### TASK TO COMPLETE
Show each line of the data below that has the string "Microsoft" in it.

(Beginning of INFORMATION SHOWN)

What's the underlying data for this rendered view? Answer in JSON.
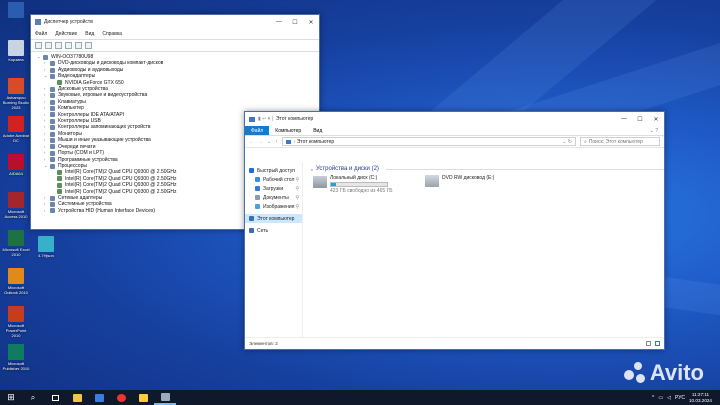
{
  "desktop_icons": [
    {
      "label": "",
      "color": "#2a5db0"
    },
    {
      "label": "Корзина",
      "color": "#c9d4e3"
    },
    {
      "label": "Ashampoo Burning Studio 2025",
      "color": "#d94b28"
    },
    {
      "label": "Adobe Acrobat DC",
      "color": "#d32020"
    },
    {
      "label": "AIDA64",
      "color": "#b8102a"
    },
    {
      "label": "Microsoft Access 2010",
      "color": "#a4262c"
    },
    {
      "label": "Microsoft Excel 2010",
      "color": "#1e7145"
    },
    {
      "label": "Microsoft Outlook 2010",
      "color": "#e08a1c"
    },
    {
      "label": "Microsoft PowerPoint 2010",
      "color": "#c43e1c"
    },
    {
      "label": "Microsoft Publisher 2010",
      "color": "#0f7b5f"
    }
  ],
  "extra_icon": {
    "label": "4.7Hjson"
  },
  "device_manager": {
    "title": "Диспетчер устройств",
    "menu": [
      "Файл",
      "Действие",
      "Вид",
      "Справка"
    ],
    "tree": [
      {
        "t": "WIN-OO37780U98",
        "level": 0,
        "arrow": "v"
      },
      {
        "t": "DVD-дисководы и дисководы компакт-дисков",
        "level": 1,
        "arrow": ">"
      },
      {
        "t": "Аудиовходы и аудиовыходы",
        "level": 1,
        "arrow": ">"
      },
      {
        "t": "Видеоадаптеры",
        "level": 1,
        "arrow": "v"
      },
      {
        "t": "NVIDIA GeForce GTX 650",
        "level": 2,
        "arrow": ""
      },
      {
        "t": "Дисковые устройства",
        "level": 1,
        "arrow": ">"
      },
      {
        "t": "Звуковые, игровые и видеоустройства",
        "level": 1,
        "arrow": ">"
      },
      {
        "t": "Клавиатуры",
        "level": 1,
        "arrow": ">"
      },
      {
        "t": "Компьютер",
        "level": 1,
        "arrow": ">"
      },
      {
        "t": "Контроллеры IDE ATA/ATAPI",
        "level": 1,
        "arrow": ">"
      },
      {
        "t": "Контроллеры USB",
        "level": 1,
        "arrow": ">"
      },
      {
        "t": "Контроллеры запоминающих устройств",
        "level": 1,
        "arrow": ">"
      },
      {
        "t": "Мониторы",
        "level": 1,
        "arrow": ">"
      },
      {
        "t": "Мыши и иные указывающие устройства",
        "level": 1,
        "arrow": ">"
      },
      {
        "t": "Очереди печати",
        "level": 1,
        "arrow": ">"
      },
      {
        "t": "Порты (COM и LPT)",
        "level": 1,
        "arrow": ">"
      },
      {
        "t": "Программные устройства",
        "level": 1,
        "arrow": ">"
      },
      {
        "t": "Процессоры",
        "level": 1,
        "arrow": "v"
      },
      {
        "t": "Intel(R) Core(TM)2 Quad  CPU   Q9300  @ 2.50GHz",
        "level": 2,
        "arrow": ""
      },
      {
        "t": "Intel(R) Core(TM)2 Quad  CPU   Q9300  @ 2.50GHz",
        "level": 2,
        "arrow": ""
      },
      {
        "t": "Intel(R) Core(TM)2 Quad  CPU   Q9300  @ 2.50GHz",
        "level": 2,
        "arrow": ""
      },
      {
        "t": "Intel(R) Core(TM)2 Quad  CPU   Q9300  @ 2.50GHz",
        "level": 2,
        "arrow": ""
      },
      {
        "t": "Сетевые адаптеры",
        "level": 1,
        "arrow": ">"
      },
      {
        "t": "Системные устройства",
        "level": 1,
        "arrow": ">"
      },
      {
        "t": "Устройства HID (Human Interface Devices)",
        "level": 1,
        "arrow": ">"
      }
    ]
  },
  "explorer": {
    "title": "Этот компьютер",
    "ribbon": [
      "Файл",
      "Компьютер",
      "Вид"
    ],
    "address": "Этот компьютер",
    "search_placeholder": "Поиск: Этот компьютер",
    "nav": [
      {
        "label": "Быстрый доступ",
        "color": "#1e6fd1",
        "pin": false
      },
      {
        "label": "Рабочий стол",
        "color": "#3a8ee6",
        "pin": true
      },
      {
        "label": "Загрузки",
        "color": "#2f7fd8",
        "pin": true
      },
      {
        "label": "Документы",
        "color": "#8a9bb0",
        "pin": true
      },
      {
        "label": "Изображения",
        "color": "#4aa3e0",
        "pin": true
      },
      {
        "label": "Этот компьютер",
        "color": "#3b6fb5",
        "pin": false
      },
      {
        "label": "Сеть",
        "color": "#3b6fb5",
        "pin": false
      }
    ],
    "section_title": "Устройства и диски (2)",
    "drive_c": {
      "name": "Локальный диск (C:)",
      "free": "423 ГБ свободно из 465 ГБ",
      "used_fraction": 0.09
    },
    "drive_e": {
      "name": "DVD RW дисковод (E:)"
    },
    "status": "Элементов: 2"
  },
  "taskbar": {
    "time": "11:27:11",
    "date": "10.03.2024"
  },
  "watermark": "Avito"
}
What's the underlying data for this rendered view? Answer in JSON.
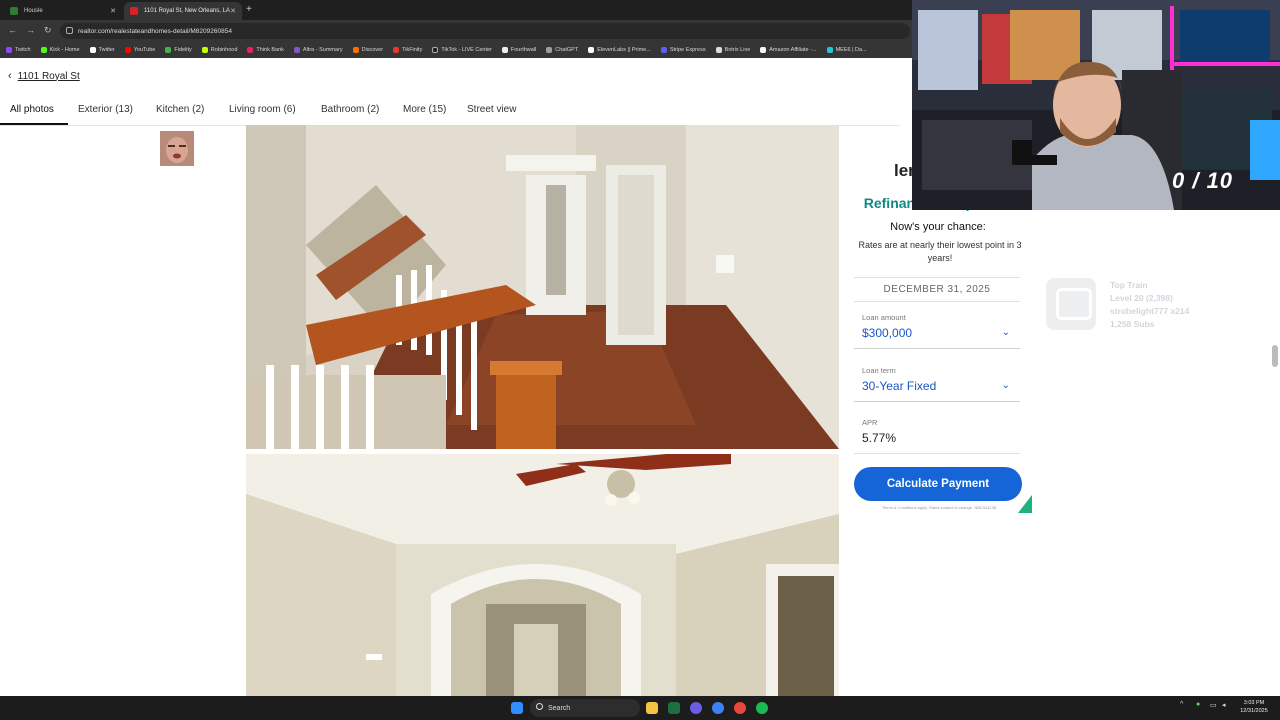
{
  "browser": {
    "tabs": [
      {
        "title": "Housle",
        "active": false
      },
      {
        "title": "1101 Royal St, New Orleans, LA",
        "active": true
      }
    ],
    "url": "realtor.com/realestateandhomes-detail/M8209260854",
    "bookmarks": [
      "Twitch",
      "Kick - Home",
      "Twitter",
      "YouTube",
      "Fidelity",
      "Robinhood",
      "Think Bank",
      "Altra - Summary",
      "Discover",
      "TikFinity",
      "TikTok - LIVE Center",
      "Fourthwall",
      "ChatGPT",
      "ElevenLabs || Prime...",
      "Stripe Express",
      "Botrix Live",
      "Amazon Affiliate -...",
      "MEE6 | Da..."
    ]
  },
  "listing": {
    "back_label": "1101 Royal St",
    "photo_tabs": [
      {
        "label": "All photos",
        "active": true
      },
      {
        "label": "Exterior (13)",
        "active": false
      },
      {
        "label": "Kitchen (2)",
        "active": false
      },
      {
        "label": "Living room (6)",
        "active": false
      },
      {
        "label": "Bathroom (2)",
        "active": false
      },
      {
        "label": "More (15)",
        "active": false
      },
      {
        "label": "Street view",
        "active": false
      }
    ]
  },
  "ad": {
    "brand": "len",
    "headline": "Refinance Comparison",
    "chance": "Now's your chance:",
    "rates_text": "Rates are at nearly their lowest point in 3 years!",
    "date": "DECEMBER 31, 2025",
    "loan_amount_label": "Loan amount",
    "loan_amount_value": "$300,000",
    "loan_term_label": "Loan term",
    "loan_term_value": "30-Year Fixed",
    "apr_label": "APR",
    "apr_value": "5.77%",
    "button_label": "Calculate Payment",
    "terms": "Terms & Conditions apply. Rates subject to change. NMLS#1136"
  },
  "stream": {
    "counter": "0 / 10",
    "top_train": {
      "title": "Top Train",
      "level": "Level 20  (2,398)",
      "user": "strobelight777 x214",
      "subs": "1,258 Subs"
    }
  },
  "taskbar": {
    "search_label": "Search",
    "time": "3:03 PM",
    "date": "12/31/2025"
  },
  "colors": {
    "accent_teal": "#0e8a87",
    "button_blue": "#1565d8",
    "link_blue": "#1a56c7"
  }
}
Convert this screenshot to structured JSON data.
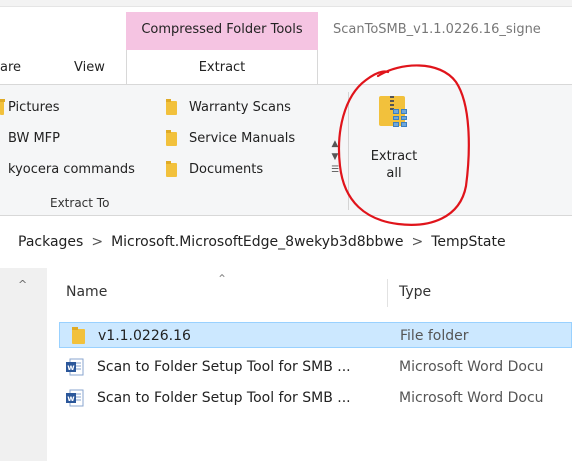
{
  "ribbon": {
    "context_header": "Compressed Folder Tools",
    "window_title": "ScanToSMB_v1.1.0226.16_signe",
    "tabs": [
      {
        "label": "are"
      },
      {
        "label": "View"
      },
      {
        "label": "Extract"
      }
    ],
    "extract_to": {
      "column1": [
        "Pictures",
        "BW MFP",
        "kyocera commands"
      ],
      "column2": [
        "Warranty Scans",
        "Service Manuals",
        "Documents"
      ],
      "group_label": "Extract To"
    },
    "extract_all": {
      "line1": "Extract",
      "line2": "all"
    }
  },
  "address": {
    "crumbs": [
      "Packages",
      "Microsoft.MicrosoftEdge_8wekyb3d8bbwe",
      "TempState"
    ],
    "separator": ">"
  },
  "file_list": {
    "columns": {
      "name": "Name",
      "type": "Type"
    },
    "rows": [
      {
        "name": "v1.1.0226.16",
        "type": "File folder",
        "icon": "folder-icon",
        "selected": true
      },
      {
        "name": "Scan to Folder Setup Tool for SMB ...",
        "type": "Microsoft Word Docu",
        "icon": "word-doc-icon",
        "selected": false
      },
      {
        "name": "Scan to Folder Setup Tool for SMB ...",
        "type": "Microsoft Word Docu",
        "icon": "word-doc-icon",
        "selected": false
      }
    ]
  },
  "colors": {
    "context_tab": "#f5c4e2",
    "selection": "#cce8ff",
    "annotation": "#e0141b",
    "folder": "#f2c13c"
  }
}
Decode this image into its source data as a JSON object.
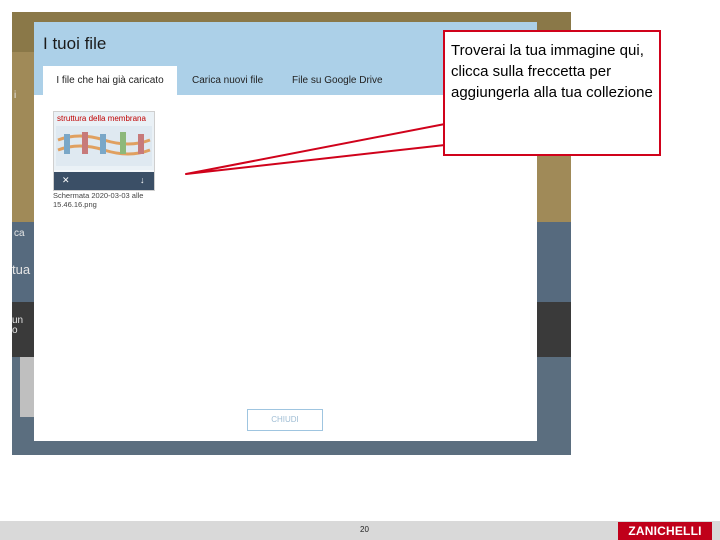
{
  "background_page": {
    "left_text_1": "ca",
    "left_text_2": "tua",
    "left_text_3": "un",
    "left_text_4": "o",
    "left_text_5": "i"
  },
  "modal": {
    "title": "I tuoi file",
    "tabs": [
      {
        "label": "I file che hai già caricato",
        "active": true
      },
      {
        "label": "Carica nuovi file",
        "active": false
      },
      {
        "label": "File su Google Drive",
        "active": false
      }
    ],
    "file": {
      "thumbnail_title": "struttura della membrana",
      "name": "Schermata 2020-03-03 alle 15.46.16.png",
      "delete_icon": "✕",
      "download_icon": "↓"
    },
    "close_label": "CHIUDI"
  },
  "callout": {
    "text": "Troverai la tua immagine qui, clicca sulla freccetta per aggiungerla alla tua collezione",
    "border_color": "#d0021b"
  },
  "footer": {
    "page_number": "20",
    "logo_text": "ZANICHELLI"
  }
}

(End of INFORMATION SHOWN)

### EXERCISE ANSWER
      "label": "Microsoft Access 2010",
      "label": "Microsoft Excel 2010",
      "label": "Microsoft Outlook 2010",
      "label": "Microsoft PowerPoint 2010",
      "label": "Microsoft Publisher 2010",
      "Microsoft.MicrosoftEdge_8wekyb3d8bbwe",
        "type": "Microsoft Word Docu",
        "type": "Microsoft Word Docu",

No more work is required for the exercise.